So far as the certificate granted by the Income-tax Officer under section 46(2) of the Indian Income-tax Act, 1922, for recovery of tax for an amount in excess of the liability of the assessee is concerned, there can be no doubt that the subsequent attachment and sale in pursuance of such certificate are illegal. In Santhosha Nadar v. First Additional Income-tax Officer, a Bench of this court held that a certificate issued under section 46(2) showing an amount in excess of what was actually due as arrears of tax did not vitiate the certificate itself but the Collector had jurisdiction even on the basis of the certificate to recover only the amount actually due. It was held that, as the Collector had no jurisdiction under the Revenue Recovery Act either to attach or to bring to sale properties for recovering a sum higher than what was legally due, the subsequent sale was vitiated. As already stated in this case, there is no dispute that the certificate as well as the attachment and sale were for a higher amount than the tax due.
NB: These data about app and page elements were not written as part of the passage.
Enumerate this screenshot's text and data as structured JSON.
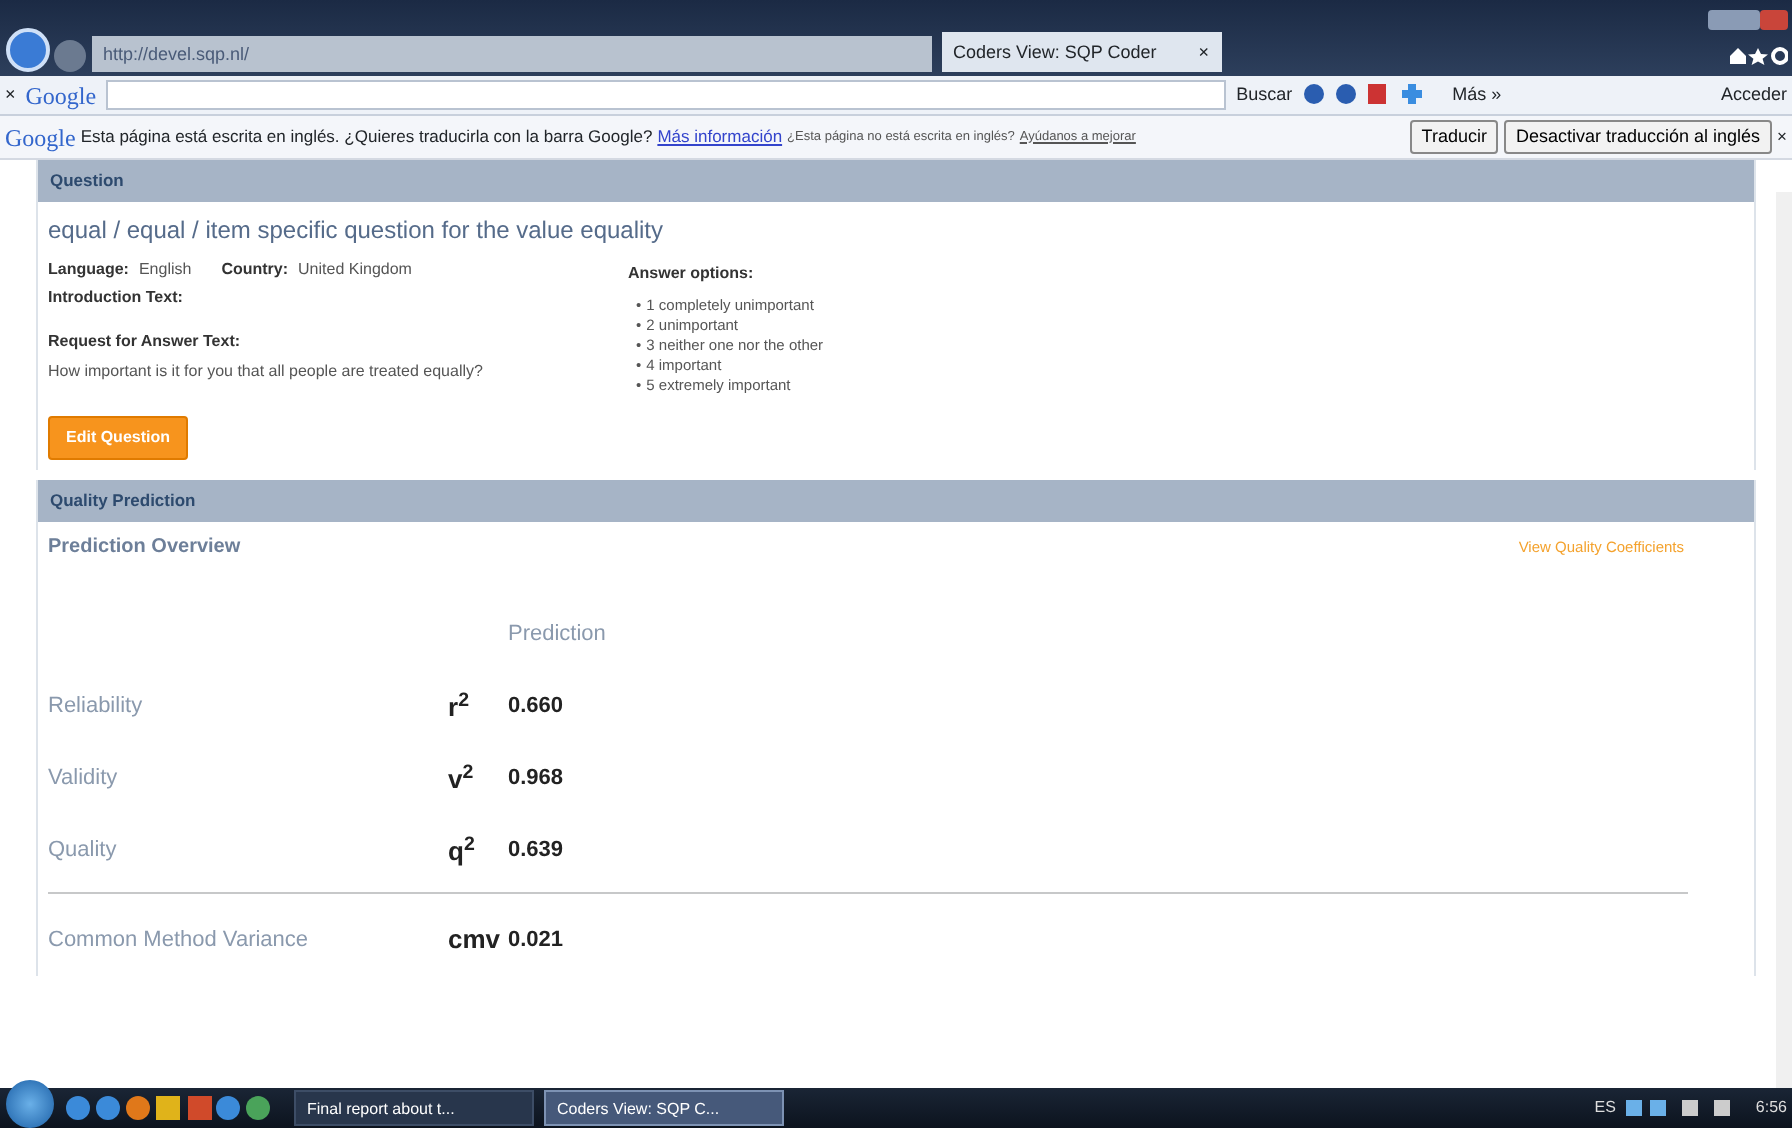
{
  "browser": {
    "address": "http://devel.sqp.nl/",
    "tab_title": "Coders View: SQP Coder",
    "tab_close": "×"
  },
  "toolbar": {
    "close": "×",
    "brand": "Google",
    "search_button": "Buscar",
    "more": "Más »",
    "sign_in": "Acceder"
  },
  "translate_bar": {
    "brand": "Google",
    "message": "Esta página está escrita en inglés. ¿Quieres traducirla con la barra Google?",
    "info_link": "Más información",
    "note": "¿Esta página no está escrita en inglés?",
    "help_link": "Ayúdanos a mejorar",
    "buttons": [
      "Traducir",
      "Desactivar traducción al inglés"
    ],
    "close": "×"
  },
  "question": {
    "header": "Question",
    "title": "equal / equal / item specific question for the value equality",
    "meta": [
      {
        "label": "Language:",
        "value": "English"
      },
      {
        "label": "Country:",
        "value": "United Kingdom"
      }
    ],
    "intro_label": "Introduction Text:",
    "request_label": "Request for Answer Text:",
    "request_text": "How important is it for you that all people are treated equally?",
    "answer_label": "Answer options:",
    "answers": [
      {
        "bullet": "•",
        "text": "1 completely unimportant"
      },
      {
        "bullet": "•",
        "text": "2 unimportant"
      },
      {
        "bullet": "•",
        "text": "3 neither one nor the other"
      },
      {
        "bullet": "•",
        "text": "4 important"
      },
      {
        "bullet": "•",
        "text": "5 extremely important"
      }
    ],
    "edit_button": "Edit Question"
  },
  "quality": {
    "header": "Quality Prediction",
    "subtitle": "Prediction Overview",
    "coefficients_link": "View Quality Coefficients",
    "column_header": "Prediction",
    "rows": [
      {
        "label": "Reliability",
        "symbol": "r$^{2}$",
        "value": "0.660"
      },
      {
        "label": "Validity",
        "symbol": "v$^{2}$",
        "value": "0.968"
      },
      {
        "label": "Quality",
        "symbol": "q$^{2}$",
        "value": "0.639"
      }
    ],
    "cmv": {
      "label": "Common Method Variance",
      "symbol": "cmv",
      "value": "0.021"
    }
  },
  "taskbar": {
    "windows": [
      {
        "title": "Final report about t...",
        "selected": false
      },
      {
        "title": "Coders View: SQP C...",
        "selected": true
      }
    ],
    "language": "ES",
    "clock": "6:56"
  }
}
It follows, therefore, that the Collector had no jurisdiction to attach or to bring to sale the properties for a higher amount than what was actually due, and the sale will have to be set aside. In Vimlaben Khimji v. Manvikar, it was held by the Bombay High Court that when a prohibitory order issued by the Collector for recovery of an amount in excess of the aggregate liability, the prohibitory order was illegal and liable to be set aside.
The petition will have to be allowed on the authority of the Bench decision of this court in Santhosha Nadar v. First Additional Income-tax Officer, Tuticorin.
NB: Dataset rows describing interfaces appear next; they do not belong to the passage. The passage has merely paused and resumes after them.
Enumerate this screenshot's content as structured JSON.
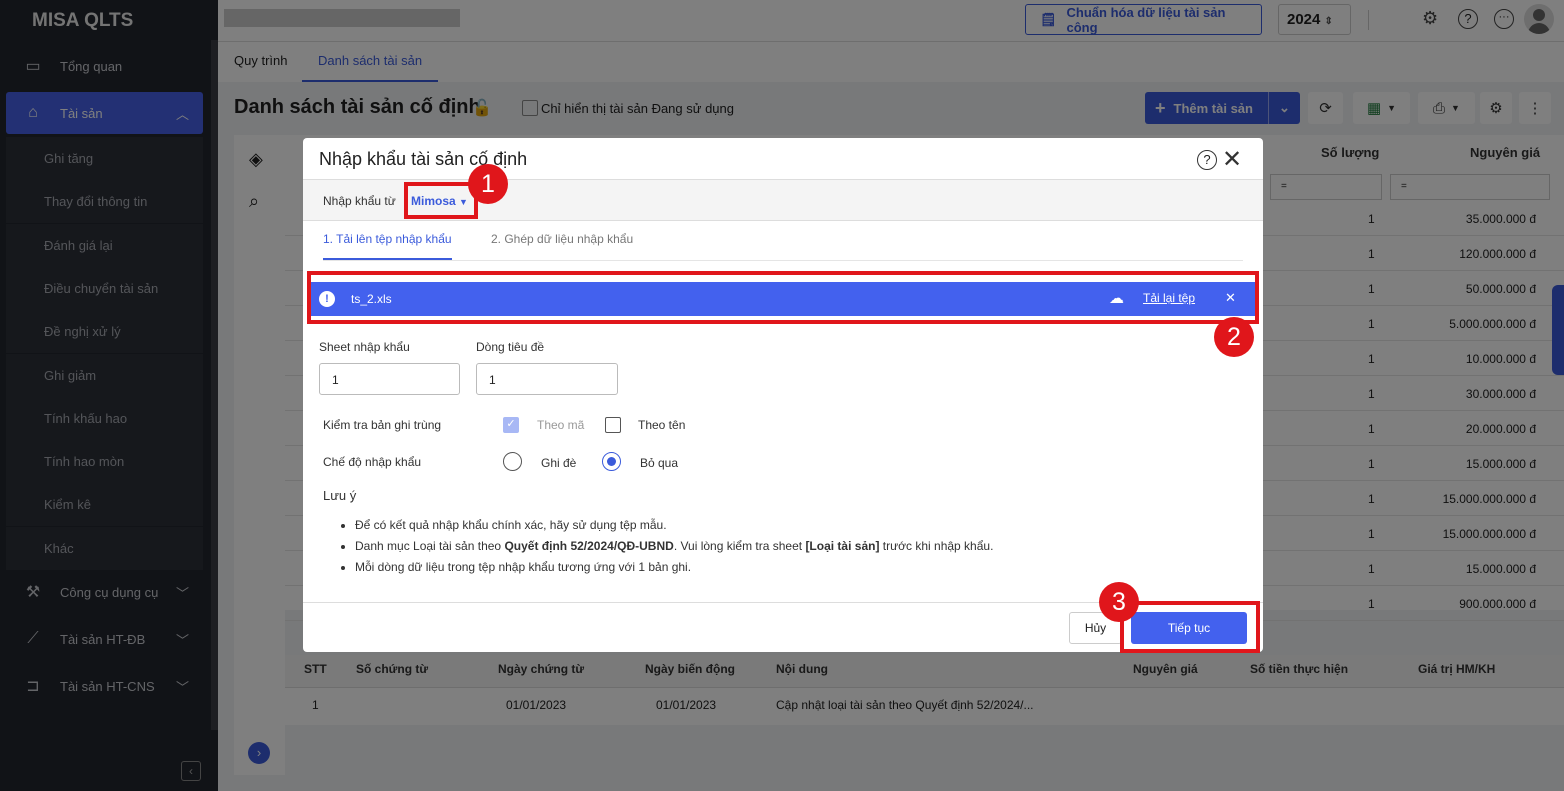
{
  "sidebar": {
    "logo": "MISA QLTS",
    "overview": "Tổng quan",
    "assets": "Tài sản",
    "sub": [
      "Ghi tăng",
      "Thay đổi thông tin",
      "Đánh giá lại",
      "Điều chuyển tài sản",
      "Đề nghị xử lý",
      "Ghi giảm",
      "Tính khấu hao",
      "Tính hao mòn",
      "Kiểm kê",
      "Khác"
    ],
    "tools": "Công cụ dụng cụ",
    "ht_db": "Tài sản HT-ĐB",
    "ht_cns": "Tài sản HT-CNS"
  },
  "topbar": {
    "normalize": "Chuẩn hóa dữ liệu tài sản công",
    "year": "2024"
  },
  "tabs": [
    "Quy trình",
    "Danh sách tài sản"
  ],
  "page": {
    "title": "Danh sách tài sản cố định",
    "filter": "Chỉ hiển thị tài sản Đang sử dụng",
    "add": "Thêm tài sản"
  },
  "grid": {
    "headers": [
      "Số lượng",
      "Nguyên giá"
    ],
    "filter_op": "=",
    "rows": [
      [
        "1",
        "35.000.000 đ"
      ],
      [
        "1",
        "120.000.000 đ"
      ],
      [
        "1",
        "50.000.000 đ"
      ],
      [
        "1",
        "5.000.000.000 đ"
      ],
      [
        "1",
        "10.000.000 đ"
      ],
      [
        "1",
        "30.000.000 đ"
      ],
      [
        "1",
        "20.000.000 đ"
      ],
      [
        "1",
        "15.000.000 đ"
      ],
      [
        "1",
        "15.000.000.000 đ"
      ],
      [
        "1",
        "15.000.000.000 đ"
      ],
      [
        "1",
        "15.000.000 đ"
      ],
      [
        "1",
        "900.000.000 đ"
      ]
    ]
  },
  "detail": {
    "headers": [
      "STT",
      "Số chứng từ",
      "Ngày chứng từ",
      "Ngày biến động",
      "Nội dung",
      "Nguyên giá",
      "Số tiền thực hiện",
      "Giá trị HM/KH"
    ],
    "row": [
      "1",
      "",
      "01/01/2023",
      "01/01/2023",
      "Cập nhật loại tài sản theo Quyết định 52/2024/..."
    ]
  },
  "modal": {
    "title": "Nhập khẩu tài sản cố định",
    "source_label": "Nhập khẩu từ",
    "source": "Mimosa",
    "steps": [
      "1. Tải lên tệp nhập khẩu",
      "2. Ghép dữ liệu nhập khẩu"
    ],
    "file": "ts_2.xls",
    "reload": "Tải lại tệp",
    "sheet_label": "Sheet nhập khẩu",
    "sheet": "1",
    "header_label": "Dòng tiêu đề",
    "header": "1",
    "dup_label": "Kiểm tra bản ghi trùng",
    "by_code": "Theo mã",
    "by_name": "Theo tên",
    "mode_label": "Chế độ nhập khẩu",
    "overwrite": "Ghi đè",
    "skip": "Bỏ qua",
    "note_title": "Lưu ý",
    "note1": "Để có kết quả nhập khẩu chính xác, hãy sử dụng tệp mẫu.",
    "note2a": "Danh mục Loại tài sản theo ",
    "note2b": "Quyết định 52/2024/QĐ-UBND",
    "note2c": ". Vui lòng kiểm tra sheet ",
    "note2d": "[Loại tài sản]",
    "note2e": " trước khi nhập khẩu.",
    "note3": "Mỗi dòng dữ liệu trong tệp nhập khẩu tương ứng với 1 bản ghi.",
    "cancel": "Hủy",
    "continue": "Tiếp tục"
  },
  "annotations": [
    "1",
    "2",
    "3"
  ],
  "colors": {
    "primary": "#4361ee",
    "highlight": "#e0161b"
  }
}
It was contended on behalf of the respondents that after possession was taken over by the purchaser on February 7, 1962, the petitioner issued a suit notice on March 31, 1962, but failed to file a suit. It was submitted that as the petitioner had a right to agitate this question by way of a suit and as he failed to institute a suit after giving notice, this court should not interfere by issuing a writ of certiorari. This contention cannot be accepted, as the existence of an alternative remedy does not always bar the issue of a writ. In this case it is clear that the attachment and subsequent sale by the Collector are illegal and without jurisdiction and cannot be sustained in law. It will not be appropriate at this stage to deny the relief to the petitioner on the ground that an alternative remedy is available.
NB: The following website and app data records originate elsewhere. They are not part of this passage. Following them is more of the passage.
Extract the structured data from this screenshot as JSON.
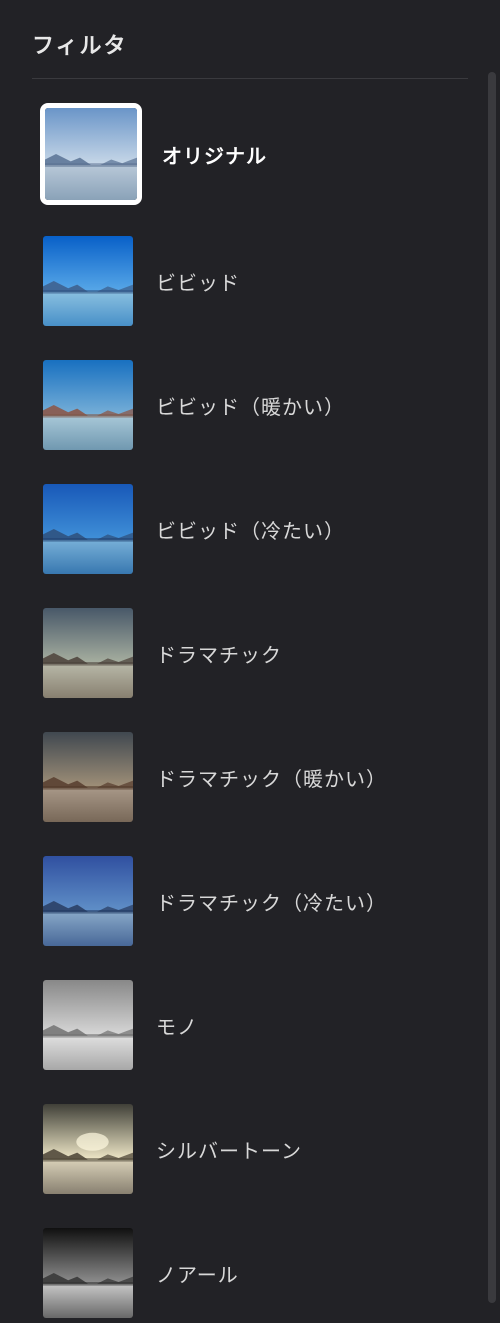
{
  "header": {
    "title": "フィルタ"
  },
  "filters": [
    {
      "id": "original",
      "label": "オリジナル",
      "selected": true,
      "thumb_style": "original"
    },
    {
      "id": "vivid",
      "label": "ビビッド",
      "selected": false,
      "thumb_style": "vivid"
    },
    {
      "id": "vivid-warm",
      "label": "ビビッド（暖かい）",
      "selected": false,
      "thumb_style": "vivid-warm"
    },
    {
      "id": "vivid-cool",
      "label": "ビビッド（冷たい）",
      "selected": false,
      "thumb_style": "vivid-cool"
    },
    {
      "id": "dramatic",
      "label": "ドラマチック",
      "selected": false,
      "thumb_style": "dramatic"
    },
    {
      "id": "dramatic-warm",
      "label": "ドラマチック（暖かい）",
      "selected": false,
      "thumb_style": "dramatic-warm"
    },
    {
      "id": "dramatic-cool",
      "label": "ドラマチック（冷たい）",
      "selected": false,
      "thumb_style": "dramatic-cool"
    },
    {
      "id": "mono",
      "label": "モノ",
      "selected": false,
      "thumb_style": "mono"
    },
    {
      "id": "silvertone",
      "label": "シルバートーン",
      "selected": false,
      "thumb_style": "silvertone"
    },
    {
      "id": "noir",
      "label": "ノアール",
      "selected": false,
      "thumb_style": "noir"
    }
  ]
}
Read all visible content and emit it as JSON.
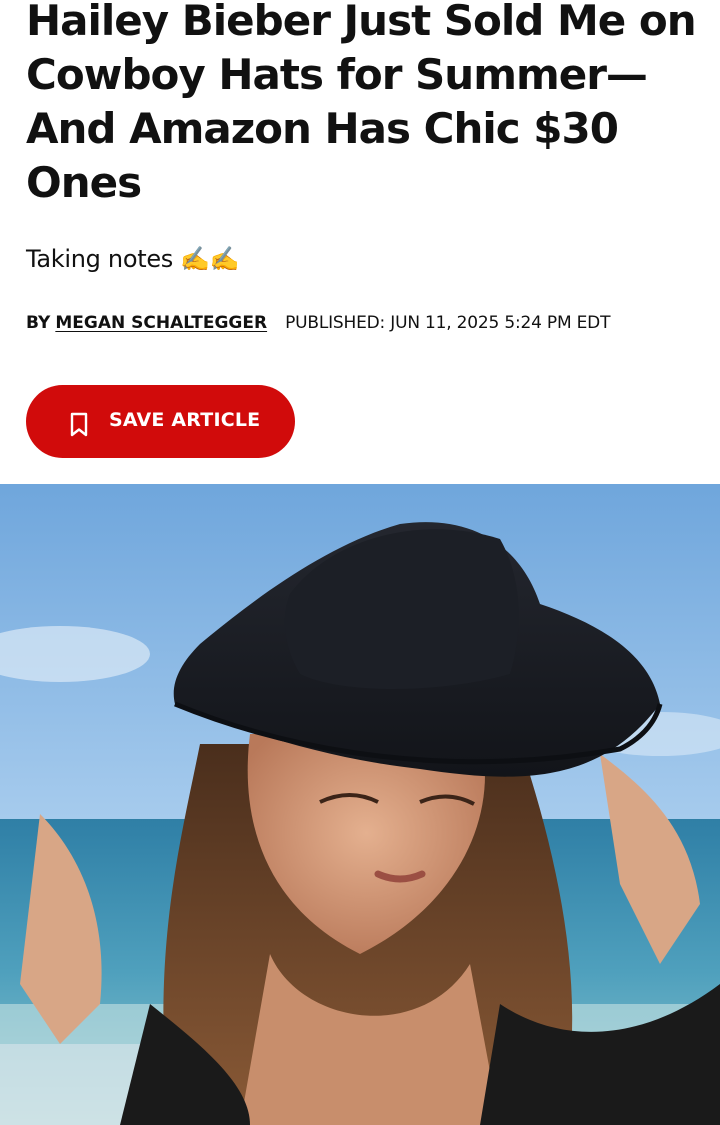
{
  "article": {
    "headline": "Hailey Bieber Just Sold Me on Cowboy Hats for Summer—And Amazon Has Chic $30 Ones",
    "dek_text": "Taking notes ",
    "dek_emoji": "✍️✍️",
    "byline": {
      "by_label": "BY",
      "author": "MEGAN SCHALTEGGER",
      "published": "PUBLISHED: JUN 11, 2025 5:24 PM EDT"
    },
    "save_button": {
      "label": "SAVE ARTICLE",
      "icon": "bookmark-icon",
      "color": "#d10b0b"
    },
    "hero_image": {
      "subject": "photo"
    }
  }
}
Mr. V. V. Raghavan, learned counsel for the second respondent-auction purchaser, submitted that if the writ is to be allowed his rights as an innocent purchaser would be adversely affected. This result could not be avoided, as the attachment and sale could not be upheld in law. In the result the writ petition is allowed. No order as to costs.